So what happens to an actor when you take away their ability to express through speech? Well in this case it challenges them to perform their hearts out and deservedly earned Jean Dujardin – as silent film star George Valentin – and Berenice Bejo – as delightful dancer Peppy Miller numerous award nominations and best actor Oscar and BAFTA wins for Jean. (If it had not been for the phenomenon that is Meryl Streep taking on Margaret Thatcher this award season Berenice may well have joined him in winning.) George’s most devoted co-star on the silent screen and in the character’s life is ‘The Dog’ played by Uggie. Given that dogs read humans through their body language and are known to look to our faces to assess our moods there is a beautiful reflection of the essence of the film in this human-canine relationship.
The film is set at that moment of transition between silent films and the talkies. Do talkies kill the silent star? Well if he can’t talk then we’d expect the answer to be yes metaphorically and perhaps not just metaphorically as George sinks lower and lower into self-destruction with his career ruined.
We first meet Peppy when she is waiting hoping to meet her screen idol, George Valentin – still at the height of his success, amongst the crowds of fellow fans and photographers. She drops her autograph book and in the search to retrieve it finds herself out in the limelight right next to George. A pause while we wonder what she will do? She seizes the moment and with beaming smiles poses with him for the cameras. And so ends up on the front cover of Variety with him. How many movie-star fans, including myself J would wish to do the same with their idol? And how many would love to take it even further, as Peppy does by capitalising on the initial interaction by dancing her way onto the movie-set of his latest film as an extra, and then making such a profound connection in the little dance sequences they have together, supposedly in passing, that she ‘ruins’ several takes. Their connection is beautifully pure, profound and irresistible.
Peppy has made her mark and becomes the next big thing in the talkies. But she never loses sight of her love for George…
This is such a clever and apparently simple idea, which has so many layers. And such inspired use of the best qualities of silent film, together with what can be done with current film technology to highlight how the two forms can encounter each other with magical consequences.
As I entered the Coronet Cinema I saw a warning above the ticket office window that The Artist is a silent film. In fact that is only 95% true. I will write no more so as not to spoil it. In actual fact this film inspired me so much there is ever so much to say but I know my reviews tend to be very wordy and maybe I have something to learn from The Artist and use words more sparingly J.

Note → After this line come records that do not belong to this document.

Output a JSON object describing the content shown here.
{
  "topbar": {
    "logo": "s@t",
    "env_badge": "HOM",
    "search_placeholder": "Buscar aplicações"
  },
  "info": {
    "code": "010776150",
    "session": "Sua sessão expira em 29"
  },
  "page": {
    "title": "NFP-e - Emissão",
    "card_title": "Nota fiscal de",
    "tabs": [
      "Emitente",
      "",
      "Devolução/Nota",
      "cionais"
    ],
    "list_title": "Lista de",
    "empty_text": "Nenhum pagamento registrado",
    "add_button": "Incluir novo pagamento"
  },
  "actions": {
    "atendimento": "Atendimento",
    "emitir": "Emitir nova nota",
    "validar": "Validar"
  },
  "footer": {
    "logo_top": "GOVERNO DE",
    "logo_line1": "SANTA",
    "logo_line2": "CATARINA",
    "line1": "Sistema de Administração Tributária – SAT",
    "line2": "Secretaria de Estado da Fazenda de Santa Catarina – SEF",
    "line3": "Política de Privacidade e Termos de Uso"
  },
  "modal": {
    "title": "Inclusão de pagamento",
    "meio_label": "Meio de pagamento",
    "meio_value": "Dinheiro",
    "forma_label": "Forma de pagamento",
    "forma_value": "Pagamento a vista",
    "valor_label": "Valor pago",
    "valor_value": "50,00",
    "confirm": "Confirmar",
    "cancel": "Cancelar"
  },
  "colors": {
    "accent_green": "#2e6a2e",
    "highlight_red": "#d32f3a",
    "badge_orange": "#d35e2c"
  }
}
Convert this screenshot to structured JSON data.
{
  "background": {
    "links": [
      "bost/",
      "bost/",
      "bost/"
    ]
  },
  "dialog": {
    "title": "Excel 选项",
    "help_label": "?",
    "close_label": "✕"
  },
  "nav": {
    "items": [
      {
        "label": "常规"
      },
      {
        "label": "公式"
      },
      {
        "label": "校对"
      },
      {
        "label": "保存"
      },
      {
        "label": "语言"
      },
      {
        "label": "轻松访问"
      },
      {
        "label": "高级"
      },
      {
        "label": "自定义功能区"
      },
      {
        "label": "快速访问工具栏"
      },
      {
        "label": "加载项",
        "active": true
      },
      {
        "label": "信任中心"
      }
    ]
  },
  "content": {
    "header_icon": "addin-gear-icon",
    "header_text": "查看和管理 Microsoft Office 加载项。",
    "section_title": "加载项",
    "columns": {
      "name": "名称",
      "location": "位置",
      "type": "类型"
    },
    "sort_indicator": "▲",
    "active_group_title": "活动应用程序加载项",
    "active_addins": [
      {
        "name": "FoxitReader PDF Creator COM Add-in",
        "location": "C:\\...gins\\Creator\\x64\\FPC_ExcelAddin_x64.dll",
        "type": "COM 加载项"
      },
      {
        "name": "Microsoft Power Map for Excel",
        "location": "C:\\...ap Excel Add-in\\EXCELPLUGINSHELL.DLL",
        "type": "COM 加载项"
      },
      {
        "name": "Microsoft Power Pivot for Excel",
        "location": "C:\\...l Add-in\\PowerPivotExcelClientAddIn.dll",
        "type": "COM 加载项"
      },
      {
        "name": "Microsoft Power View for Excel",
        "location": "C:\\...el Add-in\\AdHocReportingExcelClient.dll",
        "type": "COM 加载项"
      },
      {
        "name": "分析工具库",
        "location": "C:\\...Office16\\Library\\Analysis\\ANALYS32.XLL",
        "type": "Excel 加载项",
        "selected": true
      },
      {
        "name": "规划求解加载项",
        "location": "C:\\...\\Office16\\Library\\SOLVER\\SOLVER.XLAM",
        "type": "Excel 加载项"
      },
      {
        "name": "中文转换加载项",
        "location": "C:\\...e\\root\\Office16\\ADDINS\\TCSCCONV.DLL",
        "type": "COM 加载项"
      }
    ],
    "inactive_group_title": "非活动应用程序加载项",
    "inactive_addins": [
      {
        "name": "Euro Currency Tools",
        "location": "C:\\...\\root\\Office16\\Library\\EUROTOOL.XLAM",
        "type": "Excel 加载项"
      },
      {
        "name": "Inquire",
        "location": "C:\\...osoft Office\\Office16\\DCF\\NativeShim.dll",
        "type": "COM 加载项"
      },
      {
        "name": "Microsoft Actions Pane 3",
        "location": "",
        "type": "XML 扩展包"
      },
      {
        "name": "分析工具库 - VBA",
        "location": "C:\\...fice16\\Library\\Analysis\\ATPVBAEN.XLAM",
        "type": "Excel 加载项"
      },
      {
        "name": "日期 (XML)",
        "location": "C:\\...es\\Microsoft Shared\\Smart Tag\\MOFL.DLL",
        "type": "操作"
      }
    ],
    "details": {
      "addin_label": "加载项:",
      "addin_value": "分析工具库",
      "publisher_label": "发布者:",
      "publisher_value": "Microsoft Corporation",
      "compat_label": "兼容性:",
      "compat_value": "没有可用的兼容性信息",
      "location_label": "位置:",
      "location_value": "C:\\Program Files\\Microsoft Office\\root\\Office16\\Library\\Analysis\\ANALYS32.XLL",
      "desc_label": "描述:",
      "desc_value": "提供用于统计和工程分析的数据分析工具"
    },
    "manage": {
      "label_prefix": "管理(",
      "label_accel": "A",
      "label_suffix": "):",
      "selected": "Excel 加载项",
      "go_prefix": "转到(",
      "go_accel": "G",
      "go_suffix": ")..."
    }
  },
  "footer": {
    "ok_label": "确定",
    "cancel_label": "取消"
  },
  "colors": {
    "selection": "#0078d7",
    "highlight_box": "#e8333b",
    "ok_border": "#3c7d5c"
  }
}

The Coronet: A beautifully ornate, antique cinema with many, many stairs and somewhat in need of renovation. It is not easily accessible to the disabled. The day I went there was a severely limited supply of necessary paper in the facilities.

The Artist – Review by TheRestrictedReviewer © 2011

Twitter: @RestrictReview